A similar bill was introduced last year in the House. Its sponsor, Rep. Janice Schakowsky, is working on garnering bipartisan support before introducing it again this session, according to a RILA spokesperson, who noted that the relevant House committee has traditionally enjoyed bipartisan support on consumer protection issues.
If enacted, the law would require online retail marketplaces that include third-party sellers to authenticate the identity of "high-volume third-party sellers," according to a press release Tuesday from Durbin's office. That would "help deter the online sale of counterfeit goods by anonymous sellers and prevent organized retail crime rings from stealing items from stores to resell those items in bulk online," per that release. The bill would also allow shoppers to see such sellers' basic identification and contact information.
"We need common-sense transparency to protect consumers from the sale of fraudulent, expired, defective and unsafe products," Buy Safe America Coalition spokesperson Michael Hanson said in a statement. "The INFORM Consumers Act will make it much harder for scam artists and criminal enterprises to peddle illicit goods to unsuspecting American consumers."

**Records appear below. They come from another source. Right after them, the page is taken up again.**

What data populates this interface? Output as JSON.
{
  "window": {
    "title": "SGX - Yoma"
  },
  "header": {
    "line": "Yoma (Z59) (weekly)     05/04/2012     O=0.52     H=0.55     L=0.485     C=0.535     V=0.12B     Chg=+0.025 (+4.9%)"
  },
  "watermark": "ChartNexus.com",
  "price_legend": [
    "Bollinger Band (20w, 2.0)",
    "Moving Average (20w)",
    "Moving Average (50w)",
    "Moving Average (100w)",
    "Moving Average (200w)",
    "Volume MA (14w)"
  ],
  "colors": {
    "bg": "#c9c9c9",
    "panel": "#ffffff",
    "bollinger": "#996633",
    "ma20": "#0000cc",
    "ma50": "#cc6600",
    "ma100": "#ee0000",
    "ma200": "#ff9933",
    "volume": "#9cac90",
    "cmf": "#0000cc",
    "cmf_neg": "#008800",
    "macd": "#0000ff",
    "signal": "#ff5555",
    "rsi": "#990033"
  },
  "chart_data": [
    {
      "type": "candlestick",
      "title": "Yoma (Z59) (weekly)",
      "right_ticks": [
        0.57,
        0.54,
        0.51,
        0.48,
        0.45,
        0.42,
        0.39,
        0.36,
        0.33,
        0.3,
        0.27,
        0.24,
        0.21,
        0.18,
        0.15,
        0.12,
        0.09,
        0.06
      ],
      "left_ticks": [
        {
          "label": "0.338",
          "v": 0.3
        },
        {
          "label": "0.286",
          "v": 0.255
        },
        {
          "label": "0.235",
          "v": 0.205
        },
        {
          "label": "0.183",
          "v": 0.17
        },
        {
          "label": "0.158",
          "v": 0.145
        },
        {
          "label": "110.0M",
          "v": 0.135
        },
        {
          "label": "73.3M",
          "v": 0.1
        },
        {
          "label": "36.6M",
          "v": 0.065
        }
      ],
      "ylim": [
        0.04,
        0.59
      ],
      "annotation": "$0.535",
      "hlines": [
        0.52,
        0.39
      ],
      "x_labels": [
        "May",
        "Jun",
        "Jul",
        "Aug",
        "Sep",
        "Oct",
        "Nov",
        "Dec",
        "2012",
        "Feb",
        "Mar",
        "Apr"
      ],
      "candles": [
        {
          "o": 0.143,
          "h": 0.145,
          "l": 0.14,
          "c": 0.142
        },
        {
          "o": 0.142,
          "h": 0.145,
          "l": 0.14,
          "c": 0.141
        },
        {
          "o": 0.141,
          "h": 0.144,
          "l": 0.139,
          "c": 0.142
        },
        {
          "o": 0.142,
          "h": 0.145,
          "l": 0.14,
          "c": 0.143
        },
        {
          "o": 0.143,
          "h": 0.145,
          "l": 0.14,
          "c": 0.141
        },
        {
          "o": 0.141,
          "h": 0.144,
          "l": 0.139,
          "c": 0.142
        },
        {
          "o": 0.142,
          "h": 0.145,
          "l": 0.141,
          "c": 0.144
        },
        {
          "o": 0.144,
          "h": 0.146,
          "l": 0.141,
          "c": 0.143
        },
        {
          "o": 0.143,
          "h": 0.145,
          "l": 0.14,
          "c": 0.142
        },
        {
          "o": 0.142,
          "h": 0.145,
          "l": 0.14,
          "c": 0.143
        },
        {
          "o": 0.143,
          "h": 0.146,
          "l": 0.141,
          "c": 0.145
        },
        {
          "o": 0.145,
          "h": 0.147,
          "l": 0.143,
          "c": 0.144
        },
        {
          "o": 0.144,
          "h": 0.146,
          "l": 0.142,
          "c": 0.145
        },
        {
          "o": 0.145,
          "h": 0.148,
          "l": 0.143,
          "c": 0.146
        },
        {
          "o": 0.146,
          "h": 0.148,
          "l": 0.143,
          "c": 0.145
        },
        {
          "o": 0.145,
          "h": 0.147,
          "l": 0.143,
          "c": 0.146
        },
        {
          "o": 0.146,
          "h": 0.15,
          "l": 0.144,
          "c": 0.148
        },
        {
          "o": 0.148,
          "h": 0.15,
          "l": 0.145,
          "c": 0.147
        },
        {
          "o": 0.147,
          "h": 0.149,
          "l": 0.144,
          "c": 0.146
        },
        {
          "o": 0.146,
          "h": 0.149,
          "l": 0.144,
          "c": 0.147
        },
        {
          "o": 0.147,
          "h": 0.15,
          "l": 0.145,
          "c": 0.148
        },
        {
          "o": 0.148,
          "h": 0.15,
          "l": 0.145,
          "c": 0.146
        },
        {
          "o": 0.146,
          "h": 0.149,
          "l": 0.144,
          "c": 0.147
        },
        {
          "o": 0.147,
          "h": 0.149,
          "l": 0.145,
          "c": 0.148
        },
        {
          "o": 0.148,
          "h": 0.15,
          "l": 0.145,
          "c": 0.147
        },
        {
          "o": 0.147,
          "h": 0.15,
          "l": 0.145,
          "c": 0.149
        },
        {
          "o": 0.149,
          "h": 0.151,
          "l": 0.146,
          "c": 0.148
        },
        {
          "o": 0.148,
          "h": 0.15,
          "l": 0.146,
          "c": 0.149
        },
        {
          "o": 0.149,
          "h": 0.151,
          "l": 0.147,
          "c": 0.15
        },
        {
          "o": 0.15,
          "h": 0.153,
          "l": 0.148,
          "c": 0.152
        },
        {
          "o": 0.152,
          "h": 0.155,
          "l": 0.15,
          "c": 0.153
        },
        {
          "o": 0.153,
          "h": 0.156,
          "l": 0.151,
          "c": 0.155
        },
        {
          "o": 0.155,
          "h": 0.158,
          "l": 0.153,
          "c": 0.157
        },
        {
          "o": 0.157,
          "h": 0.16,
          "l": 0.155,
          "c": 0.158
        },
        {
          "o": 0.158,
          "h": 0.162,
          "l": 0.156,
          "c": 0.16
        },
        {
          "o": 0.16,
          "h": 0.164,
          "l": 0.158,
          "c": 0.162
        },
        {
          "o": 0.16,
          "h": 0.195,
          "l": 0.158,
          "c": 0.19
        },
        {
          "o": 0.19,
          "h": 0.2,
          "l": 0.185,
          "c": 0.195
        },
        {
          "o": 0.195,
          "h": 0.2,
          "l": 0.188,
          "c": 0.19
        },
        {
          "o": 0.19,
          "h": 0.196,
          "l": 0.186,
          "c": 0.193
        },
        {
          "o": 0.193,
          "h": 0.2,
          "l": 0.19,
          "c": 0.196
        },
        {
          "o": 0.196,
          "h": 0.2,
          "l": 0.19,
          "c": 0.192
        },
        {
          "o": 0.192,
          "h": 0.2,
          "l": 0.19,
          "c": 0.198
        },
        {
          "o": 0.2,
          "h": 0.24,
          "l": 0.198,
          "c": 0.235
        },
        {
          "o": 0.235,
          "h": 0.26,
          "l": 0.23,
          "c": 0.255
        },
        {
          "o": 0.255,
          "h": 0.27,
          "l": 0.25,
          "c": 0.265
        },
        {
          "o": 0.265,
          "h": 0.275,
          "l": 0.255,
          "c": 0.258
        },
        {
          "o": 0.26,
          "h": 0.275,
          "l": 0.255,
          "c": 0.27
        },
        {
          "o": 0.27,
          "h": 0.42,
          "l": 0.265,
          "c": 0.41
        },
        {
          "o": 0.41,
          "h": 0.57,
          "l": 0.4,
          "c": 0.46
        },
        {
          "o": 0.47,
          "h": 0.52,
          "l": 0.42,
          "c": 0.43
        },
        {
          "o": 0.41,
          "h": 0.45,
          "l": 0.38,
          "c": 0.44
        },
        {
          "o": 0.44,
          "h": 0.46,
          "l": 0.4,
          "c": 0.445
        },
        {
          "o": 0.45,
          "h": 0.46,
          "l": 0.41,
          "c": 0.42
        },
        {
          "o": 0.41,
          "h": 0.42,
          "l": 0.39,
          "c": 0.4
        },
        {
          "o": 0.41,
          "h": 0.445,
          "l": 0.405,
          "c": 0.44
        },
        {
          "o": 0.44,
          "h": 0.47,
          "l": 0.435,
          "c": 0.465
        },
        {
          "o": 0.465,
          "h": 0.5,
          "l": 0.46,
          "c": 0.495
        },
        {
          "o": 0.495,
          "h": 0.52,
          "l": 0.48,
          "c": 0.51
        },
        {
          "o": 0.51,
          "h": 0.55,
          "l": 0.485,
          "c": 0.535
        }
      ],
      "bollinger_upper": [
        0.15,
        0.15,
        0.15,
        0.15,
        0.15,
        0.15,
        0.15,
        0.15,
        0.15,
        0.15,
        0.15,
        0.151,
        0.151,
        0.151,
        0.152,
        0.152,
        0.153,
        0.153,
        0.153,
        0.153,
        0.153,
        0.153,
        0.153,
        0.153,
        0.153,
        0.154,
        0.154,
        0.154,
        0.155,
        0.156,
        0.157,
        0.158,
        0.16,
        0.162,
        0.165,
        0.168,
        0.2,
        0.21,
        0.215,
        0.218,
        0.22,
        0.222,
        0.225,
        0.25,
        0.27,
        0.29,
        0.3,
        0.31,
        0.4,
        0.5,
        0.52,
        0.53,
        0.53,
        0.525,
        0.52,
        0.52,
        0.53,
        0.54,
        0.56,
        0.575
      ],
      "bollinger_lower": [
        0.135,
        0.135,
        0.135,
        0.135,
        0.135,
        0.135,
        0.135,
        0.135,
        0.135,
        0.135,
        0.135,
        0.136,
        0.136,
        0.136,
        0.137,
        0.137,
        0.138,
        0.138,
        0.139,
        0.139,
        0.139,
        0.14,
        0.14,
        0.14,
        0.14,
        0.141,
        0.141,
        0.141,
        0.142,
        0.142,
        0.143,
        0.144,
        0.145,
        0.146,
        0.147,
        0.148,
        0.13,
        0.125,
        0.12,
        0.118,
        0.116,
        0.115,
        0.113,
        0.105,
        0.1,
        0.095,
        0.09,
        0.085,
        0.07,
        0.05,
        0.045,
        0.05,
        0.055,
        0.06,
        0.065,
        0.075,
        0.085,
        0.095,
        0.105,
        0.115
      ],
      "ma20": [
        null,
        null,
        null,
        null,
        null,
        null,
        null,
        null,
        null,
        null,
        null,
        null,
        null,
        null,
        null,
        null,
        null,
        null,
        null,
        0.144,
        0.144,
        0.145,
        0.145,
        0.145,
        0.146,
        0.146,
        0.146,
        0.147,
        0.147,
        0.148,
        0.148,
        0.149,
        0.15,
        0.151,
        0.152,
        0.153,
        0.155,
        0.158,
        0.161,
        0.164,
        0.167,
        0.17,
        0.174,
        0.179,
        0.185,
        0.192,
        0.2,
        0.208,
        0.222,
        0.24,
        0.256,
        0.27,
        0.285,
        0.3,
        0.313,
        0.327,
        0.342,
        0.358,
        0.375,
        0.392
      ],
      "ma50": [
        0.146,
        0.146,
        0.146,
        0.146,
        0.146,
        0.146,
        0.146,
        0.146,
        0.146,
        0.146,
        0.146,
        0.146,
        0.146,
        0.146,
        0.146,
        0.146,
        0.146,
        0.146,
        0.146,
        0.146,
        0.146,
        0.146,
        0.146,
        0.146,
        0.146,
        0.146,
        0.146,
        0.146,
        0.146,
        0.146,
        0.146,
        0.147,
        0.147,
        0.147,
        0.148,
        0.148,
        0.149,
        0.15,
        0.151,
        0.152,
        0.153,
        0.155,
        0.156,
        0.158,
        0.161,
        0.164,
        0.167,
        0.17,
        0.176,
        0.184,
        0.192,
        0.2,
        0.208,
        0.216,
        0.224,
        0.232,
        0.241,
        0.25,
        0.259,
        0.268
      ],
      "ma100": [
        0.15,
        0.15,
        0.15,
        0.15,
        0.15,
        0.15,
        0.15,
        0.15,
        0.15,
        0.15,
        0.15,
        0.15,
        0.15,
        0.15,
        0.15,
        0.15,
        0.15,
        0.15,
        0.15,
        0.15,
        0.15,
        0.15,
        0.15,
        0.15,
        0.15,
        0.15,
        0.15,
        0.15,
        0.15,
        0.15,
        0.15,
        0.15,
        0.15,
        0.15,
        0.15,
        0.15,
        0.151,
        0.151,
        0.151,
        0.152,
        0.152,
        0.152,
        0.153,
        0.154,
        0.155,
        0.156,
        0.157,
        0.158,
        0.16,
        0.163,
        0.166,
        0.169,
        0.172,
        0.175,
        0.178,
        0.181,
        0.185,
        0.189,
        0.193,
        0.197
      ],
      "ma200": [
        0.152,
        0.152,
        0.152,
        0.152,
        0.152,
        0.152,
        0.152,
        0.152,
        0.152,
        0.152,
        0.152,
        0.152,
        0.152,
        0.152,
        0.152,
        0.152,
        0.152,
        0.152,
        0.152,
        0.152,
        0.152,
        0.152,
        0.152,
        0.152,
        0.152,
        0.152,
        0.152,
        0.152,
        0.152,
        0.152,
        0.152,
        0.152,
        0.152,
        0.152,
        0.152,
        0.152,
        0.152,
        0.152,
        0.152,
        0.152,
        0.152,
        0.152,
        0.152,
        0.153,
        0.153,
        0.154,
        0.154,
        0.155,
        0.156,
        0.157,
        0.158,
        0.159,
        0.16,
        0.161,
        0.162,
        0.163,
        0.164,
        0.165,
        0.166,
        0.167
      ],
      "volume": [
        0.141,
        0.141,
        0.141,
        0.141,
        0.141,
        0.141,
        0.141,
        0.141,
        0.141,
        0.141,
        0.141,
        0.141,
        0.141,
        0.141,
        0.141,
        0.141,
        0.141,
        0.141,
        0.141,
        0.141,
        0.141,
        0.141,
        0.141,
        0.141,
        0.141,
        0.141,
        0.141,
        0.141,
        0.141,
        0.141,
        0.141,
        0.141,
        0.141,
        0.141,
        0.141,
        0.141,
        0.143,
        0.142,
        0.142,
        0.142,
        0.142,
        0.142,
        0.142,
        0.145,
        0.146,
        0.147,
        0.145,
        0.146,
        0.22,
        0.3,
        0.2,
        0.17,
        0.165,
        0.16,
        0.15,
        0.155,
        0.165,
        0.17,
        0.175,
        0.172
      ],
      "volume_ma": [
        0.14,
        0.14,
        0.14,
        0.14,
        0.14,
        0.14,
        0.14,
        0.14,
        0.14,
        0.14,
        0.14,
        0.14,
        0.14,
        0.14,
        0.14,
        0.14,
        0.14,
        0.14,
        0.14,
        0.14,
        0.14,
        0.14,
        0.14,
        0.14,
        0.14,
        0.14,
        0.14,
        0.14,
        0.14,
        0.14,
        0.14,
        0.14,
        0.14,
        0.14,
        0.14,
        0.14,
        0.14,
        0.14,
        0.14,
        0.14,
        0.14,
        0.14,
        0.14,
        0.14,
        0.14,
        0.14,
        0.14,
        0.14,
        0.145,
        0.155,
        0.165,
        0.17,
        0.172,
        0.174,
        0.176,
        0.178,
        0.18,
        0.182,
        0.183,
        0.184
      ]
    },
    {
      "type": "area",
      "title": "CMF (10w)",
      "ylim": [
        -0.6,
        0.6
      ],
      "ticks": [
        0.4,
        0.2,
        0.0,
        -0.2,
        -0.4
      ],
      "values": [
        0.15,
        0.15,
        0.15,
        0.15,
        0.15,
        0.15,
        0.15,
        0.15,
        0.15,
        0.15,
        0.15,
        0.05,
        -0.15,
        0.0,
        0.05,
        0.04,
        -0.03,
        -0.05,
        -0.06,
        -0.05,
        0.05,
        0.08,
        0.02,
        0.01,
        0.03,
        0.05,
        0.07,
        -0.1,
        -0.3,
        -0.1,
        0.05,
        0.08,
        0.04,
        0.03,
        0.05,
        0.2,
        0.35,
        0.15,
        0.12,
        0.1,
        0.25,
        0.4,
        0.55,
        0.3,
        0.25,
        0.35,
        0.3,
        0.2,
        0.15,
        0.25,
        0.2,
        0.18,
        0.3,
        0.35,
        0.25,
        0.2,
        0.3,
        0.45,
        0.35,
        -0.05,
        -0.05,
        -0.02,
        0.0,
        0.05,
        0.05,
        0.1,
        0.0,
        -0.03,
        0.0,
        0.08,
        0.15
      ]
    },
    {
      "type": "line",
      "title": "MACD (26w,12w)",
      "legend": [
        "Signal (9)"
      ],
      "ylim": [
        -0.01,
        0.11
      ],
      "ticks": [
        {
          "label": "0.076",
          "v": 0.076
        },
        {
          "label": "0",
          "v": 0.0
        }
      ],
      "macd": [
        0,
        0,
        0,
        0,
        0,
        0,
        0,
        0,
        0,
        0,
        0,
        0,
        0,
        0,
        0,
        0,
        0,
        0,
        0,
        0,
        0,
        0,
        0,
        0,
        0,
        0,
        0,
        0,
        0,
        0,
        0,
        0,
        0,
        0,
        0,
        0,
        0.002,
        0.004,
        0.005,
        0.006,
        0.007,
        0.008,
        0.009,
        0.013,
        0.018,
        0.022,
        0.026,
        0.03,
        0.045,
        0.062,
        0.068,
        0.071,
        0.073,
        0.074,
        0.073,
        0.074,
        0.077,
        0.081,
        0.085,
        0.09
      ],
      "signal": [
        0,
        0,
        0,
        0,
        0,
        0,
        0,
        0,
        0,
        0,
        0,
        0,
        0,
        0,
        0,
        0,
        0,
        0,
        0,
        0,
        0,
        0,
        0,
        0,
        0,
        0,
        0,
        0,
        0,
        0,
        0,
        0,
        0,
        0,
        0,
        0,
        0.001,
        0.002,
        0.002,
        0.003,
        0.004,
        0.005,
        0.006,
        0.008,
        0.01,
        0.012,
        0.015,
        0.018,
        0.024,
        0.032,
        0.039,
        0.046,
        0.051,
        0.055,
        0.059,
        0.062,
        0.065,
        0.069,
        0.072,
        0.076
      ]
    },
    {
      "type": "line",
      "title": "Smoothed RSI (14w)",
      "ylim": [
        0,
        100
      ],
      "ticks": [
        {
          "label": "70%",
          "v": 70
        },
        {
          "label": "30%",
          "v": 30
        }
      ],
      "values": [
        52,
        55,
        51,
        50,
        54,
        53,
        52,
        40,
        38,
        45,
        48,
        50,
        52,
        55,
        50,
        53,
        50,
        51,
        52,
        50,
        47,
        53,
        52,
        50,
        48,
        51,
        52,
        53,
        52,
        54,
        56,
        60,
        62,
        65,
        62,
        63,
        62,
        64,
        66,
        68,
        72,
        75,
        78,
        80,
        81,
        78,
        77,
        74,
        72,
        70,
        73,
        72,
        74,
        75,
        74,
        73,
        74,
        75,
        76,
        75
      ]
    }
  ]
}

Bill supporters from Buy Safe America tied the 44% rise of U.S. e-commerce during the pandemic to attempts by "criminal networks [targeting] unsuspecting customers with the sale of stolen, counterfeit, expired, dangerous and defective products," with links to a slew of news stories to demonstrate that. Many of those stories feature Amazon, which faces chronic issues of counterfeit and stolen goods sold through its marketplace. Amazon, which last year was pressed by the Buy Safe America Coalition to support the effort, on Wednesday didn't immediately return requests for comment.
The e-commerce giant has touted its own efforts to fight counterfeits, including last year's announcement of a "counterfeit crimes unit," and frequently takes sellers to court, sometimes in concert with affected brands. But the problem has proven to be intractable. In January, the Office of the U.S. Trade Representative released its 2020 Review of Notorious Markets for Counterfeiting and Piracy, detailing markets known for fake goods and finding a high level of such sales through Amazon's foreign domains, including in the U.K., France, Germany and Italy.
The issue also came up at a congressional hearing last year, when Amazon founder and CEO Jeff Bezos and other tech leaders were in the hot seat. In that hearing, lawmakers asked Bezos for more transparency around sellers, something that supporters also say is key to combating these sales.
By contrast, Walmart, which has recently made a concerted effort to expand its own third-party marketplace, "strongly supports" the bill. It's an "important piece of legislation" that levels the playing field for brick-and-mortar retailers, which already face strict limits around selling fraudulent goods, and a matter of customer trust, according to Walmart spokesperson Randy Hargrove.
"We believe the bill would increase transparency and accountability on online marketplaces, we think it would address the serious concern of stolen and counterfeit goods on online marketplace platforms and it would help protect consumers," Hargrove said by phone. "And I'll go a step further – the bill's seller disclosure and verification requirements are best practices for all marketplaces, and they're needed to empower consumers and law enforcement officials to reduce fraudulent sales."
In general, such efforts to verify seller identity and track fakes have been limited and insufficient, to the detriment of brands, according to AAFA President and CEO Steve Lamar. "The burden to flag and seek removal of these counterfeits has unfairly fallen on our member brands," Lamar said in a statement. "We expect to see online marketplaces vet — and proactively exclude — counterfeiters to protect invaluable intellectual property and the safety of consumers."